▸ **WHAT YOU NEED TO DO**
Filter the records below for the word "image". Keep each line that has it.

BEGIN ENTRIES SHOWN

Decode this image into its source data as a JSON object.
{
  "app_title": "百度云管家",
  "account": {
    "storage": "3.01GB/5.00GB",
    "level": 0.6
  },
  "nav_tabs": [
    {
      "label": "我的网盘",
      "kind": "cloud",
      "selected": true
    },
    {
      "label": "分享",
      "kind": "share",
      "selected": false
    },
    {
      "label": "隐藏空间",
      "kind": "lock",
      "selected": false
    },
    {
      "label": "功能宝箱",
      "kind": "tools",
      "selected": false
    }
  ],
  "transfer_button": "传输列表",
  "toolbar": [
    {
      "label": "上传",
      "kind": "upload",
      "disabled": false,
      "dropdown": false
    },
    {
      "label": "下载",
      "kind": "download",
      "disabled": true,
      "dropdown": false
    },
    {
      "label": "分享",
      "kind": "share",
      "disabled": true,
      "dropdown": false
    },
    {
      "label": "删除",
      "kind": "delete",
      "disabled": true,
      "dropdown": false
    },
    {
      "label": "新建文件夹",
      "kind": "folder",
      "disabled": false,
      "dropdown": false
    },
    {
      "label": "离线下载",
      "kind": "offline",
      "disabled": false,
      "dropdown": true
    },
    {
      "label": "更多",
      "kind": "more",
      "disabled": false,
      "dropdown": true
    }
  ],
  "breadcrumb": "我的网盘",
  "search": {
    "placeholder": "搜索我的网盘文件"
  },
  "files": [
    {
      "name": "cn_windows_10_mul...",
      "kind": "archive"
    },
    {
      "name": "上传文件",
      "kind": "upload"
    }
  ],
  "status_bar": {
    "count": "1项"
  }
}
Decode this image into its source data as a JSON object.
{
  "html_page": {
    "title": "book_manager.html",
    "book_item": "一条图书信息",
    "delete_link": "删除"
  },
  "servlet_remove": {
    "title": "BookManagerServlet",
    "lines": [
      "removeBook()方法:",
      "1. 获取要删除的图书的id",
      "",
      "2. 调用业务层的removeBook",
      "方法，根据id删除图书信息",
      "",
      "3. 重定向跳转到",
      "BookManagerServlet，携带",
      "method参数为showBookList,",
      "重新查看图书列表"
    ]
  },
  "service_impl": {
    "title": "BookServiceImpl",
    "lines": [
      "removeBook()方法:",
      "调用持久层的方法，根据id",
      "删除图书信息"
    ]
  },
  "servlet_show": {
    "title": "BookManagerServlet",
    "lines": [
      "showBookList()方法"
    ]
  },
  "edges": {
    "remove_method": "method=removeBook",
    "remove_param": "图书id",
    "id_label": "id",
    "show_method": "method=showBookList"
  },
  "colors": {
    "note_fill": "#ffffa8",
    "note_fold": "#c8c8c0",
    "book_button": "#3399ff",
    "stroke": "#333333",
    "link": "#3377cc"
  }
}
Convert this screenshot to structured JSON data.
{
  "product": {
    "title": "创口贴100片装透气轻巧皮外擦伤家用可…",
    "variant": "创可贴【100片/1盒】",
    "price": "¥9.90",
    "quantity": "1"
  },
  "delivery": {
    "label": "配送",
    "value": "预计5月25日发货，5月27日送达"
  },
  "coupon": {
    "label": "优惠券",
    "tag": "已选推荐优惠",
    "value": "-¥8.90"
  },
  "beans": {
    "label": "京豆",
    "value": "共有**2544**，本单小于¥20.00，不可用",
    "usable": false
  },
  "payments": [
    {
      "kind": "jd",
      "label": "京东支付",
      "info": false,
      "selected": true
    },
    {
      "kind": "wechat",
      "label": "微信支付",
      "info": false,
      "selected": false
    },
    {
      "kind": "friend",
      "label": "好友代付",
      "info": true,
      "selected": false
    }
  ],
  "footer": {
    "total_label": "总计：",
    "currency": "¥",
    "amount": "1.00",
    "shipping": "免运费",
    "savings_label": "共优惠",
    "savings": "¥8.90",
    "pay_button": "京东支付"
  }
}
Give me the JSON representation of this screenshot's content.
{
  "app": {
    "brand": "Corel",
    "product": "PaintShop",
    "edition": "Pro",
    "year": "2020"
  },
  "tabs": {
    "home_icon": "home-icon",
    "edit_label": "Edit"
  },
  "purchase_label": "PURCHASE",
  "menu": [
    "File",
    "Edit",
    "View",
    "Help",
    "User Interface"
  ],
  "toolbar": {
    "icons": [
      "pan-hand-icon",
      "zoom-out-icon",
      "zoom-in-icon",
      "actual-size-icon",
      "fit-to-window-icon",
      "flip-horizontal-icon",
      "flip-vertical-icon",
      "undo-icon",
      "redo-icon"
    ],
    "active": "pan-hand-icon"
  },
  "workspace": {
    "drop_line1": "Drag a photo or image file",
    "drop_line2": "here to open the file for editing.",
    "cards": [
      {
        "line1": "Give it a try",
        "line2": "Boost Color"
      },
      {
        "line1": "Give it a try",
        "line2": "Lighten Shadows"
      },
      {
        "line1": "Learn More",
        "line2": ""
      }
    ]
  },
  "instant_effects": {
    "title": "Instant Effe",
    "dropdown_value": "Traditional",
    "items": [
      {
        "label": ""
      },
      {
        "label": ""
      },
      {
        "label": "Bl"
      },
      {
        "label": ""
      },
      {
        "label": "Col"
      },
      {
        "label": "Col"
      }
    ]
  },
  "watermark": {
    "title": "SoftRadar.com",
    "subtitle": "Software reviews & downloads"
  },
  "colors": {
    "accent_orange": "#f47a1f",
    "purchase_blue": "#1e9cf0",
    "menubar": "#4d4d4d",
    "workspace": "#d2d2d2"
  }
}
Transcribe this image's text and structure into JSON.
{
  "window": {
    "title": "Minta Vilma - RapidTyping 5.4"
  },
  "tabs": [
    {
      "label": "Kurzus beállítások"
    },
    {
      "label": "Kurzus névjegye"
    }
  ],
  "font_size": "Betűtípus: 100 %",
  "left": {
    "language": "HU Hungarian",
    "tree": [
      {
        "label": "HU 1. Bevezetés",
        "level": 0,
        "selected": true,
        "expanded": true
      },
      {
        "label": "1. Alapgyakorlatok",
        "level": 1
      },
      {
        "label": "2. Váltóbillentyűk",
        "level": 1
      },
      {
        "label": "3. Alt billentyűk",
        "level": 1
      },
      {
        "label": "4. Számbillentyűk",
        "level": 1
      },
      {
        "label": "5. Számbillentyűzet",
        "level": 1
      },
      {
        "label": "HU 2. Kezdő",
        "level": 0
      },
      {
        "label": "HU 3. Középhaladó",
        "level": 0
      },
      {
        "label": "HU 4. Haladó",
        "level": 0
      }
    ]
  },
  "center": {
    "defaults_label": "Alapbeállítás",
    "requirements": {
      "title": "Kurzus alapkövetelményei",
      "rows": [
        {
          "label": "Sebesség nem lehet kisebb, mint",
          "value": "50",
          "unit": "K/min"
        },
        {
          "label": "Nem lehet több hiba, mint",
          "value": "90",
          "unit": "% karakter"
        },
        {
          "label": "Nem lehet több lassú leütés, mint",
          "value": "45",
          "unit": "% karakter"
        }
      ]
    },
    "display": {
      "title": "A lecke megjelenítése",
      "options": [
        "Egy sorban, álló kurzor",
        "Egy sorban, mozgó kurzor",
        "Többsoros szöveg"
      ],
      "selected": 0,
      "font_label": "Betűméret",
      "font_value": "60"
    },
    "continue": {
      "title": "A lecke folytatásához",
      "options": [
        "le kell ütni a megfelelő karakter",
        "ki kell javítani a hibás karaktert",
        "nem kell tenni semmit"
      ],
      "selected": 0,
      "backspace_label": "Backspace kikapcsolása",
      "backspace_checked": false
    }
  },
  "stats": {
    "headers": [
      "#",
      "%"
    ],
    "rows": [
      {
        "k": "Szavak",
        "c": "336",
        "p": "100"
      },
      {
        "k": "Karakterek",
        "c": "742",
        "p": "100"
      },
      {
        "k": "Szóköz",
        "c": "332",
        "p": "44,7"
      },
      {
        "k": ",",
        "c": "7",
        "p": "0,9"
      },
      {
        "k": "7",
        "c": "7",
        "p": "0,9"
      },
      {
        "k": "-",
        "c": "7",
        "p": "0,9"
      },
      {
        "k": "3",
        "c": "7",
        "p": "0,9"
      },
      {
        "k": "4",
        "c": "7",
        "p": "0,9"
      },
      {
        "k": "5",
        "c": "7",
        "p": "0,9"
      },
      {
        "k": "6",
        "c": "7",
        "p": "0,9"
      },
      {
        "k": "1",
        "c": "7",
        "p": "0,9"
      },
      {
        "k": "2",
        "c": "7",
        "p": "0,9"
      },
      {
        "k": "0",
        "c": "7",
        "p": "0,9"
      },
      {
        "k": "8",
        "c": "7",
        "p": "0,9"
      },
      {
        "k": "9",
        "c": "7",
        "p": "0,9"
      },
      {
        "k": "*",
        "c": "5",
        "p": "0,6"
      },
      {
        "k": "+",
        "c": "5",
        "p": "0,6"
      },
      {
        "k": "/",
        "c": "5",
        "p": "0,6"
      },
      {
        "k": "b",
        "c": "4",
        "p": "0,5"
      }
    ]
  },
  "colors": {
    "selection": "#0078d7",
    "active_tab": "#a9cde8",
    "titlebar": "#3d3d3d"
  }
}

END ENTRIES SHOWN

▸ **SOLUTION TO THIS EXERCISE**
Decode this image into its source data as a JSON object.
Decode this image into its source data as a JSON object.
    "drop_line1": "Drag a photo or image file",
Transcribe this image's text and structure into JSON.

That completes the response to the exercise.